It has been a while since my last posting. I've had numerous people approach me and say "Why haven't you posted lately? I wish you would... it has really changed my life." And by numerous people, I mean Lauren.
First off, I recently saw "The Pursuit of Happyness" with Will Smith. If you haven't seen it, it revolves around his internship at the Dean Witter Stock Brokerage Firm. That got me thinking that if they could put that guy's story on the big screen, they they could do mine too. It could be about my internships at Wal-Mart ISD and would be called "The Pursuit of Mediocrity".
Last weekend was Memorial Day and we went to the beach with six of my best friends from college and their wives. It was good to remember what 4am felt like again and how early 9am rolls around. I have stories to tell on everyone, except for James Satterfield who was never around b/c he was chasing the ladies at the beach after one too many Miami Vices. I also learned a new version of a popular children's church song. You'll have to ask Satty. Chad - invite Whey next time, Adam - you are M. Cat DDS, Joe - something about phone calls and Jennifer on the
roof trying to kayak, Satty - nice underwear, Greg - i am ready to take you in Wii Tennis, Brad - thanks for jeopardizing our deposit

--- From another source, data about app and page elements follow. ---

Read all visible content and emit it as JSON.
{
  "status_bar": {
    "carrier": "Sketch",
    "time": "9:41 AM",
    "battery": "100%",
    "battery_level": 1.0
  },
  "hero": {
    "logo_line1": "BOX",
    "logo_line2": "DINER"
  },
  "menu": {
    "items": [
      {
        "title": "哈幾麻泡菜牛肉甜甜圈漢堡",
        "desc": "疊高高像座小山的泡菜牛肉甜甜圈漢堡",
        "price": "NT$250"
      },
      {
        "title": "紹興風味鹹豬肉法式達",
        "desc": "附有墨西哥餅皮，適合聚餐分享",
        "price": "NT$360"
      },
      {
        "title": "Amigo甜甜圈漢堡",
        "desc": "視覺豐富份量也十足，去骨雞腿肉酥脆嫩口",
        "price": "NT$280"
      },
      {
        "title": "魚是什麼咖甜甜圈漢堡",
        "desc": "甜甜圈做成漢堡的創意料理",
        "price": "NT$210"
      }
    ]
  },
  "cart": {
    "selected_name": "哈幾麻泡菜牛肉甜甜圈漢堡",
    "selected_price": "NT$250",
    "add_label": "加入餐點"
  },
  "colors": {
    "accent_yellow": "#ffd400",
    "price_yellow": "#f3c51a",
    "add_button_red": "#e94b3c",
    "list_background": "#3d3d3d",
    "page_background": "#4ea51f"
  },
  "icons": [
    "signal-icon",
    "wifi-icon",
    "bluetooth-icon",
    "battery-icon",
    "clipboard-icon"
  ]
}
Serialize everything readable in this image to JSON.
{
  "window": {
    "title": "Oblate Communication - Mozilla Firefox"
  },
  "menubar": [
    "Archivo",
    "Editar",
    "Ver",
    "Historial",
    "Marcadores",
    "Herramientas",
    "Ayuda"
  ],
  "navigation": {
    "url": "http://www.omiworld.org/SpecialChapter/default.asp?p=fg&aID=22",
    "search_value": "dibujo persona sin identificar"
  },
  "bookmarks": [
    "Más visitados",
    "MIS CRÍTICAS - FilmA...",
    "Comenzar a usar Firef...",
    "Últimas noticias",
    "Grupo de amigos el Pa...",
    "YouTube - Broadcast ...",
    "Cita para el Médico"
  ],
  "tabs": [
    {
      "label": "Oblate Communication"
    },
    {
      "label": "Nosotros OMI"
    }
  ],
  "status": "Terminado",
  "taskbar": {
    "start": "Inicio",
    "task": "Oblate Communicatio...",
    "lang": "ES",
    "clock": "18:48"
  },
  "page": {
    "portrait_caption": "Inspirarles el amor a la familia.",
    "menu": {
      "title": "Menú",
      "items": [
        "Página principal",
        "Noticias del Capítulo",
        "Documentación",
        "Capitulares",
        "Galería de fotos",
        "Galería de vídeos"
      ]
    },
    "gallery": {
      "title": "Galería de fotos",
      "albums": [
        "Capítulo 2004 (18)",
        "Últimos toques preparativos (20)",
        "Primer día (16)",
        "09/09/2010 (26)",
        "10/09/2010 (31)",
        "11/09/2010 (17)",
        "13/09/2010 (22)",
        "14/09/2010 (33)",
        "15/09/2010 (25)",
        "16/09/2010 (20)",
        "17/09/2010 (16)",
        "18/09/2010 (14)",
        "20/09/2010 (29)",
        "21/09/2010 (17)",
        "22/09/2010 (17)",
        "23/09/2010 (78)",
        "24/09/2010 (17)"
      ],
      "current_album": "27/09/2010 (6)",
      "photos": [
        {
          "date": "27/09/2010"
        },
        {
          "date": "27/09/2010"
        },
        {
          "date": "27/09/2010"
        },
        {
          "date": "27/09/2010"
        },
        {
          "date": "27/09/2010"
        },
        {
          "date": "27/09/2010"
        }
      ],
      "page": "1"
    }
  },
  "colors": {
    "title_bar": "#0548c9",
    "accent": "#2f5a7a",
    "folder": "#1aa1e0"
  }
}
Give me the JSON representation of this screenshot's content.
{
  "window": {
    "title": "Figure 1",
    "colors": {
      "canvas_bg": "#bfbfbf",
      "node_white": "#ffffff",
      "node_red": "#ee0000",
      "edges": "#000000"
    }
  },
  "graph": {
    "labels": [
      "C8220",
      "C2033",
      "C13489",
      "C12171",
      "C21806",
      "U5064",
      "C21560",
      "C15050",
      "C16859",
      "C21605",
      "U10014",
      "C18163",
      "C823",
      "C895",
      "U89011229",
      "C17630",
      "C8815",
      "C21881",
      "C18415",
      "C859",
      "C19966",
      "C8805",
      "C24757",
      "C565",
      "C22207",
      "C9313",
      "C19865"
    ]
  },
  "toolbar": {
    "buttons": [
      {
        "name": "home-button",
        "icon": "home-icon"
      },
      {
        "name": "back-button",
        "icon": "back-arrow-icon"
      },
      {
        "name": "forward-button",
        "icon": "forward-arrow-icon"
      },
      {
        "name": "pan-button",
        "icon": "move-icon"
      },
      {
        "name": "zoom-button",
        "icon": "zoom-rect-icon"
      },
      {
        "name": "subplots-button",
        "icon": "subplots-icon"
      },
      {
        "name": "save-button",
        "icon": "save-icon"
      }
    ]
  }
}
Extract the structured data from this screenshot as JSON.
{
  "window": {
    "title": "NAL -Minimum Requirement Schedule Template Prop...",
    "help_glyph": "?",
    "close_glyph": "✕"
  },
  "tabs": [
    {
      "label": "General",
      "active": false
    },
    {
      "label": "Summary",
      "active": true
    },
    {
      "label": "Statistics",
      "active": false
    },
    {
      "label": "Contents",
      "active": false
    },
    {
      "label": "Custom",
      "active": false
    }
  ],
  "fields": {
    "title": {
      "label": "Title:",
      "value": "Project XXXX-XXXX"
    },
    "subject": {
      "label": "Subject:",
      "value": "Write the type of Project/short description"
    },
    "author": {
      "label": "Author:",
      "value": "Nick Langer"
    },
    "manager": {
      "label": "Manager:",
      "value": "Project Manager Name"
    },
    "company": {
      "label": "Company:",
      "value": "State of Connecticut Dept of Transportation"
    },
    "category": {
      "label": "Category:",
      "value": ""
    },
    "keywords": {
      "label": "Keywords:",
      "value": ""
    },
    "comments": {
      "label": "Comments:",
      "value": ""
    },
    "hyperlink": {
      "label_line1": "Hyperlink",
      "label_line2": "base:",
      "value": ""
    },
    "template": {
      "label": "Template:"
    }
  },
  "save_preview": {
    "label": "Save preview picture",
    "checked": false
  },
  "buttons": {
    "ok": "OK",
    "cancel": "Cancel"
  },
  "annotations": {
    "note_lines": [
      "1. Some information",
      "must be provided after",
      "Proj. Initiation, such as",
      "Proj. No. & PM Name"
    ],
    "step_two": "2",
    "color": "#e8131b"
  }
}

I recently read an article my Dad passed on to me about imposing new taxes on both internet commerce and our internet connections. I understand that the gov't needs to tax as their source of revenue and that just because a state doesn't have, say income taxes, that revenue will be made up for some place else. If states are losing this revenue from the shift of consumers moving to online shopping, then I think a new tax is something to consider. But what will that do to American businesses? Online retailing is a much cheaper form of selling than real-world stores because of inventory, expenses, personnel, etc. This could slow down the growth of businesses and reduce profitability. Additionally, tacking on more taxes to internet connections. The article goes on even farther to mention the potential email tax (which has been discussed for quite some time). Much of the efficiency (a function of GDP) we realize today is because of faster communication. Give people a reason to not send email, and it will effect overall productivity. Email is not the vehicle for taxation.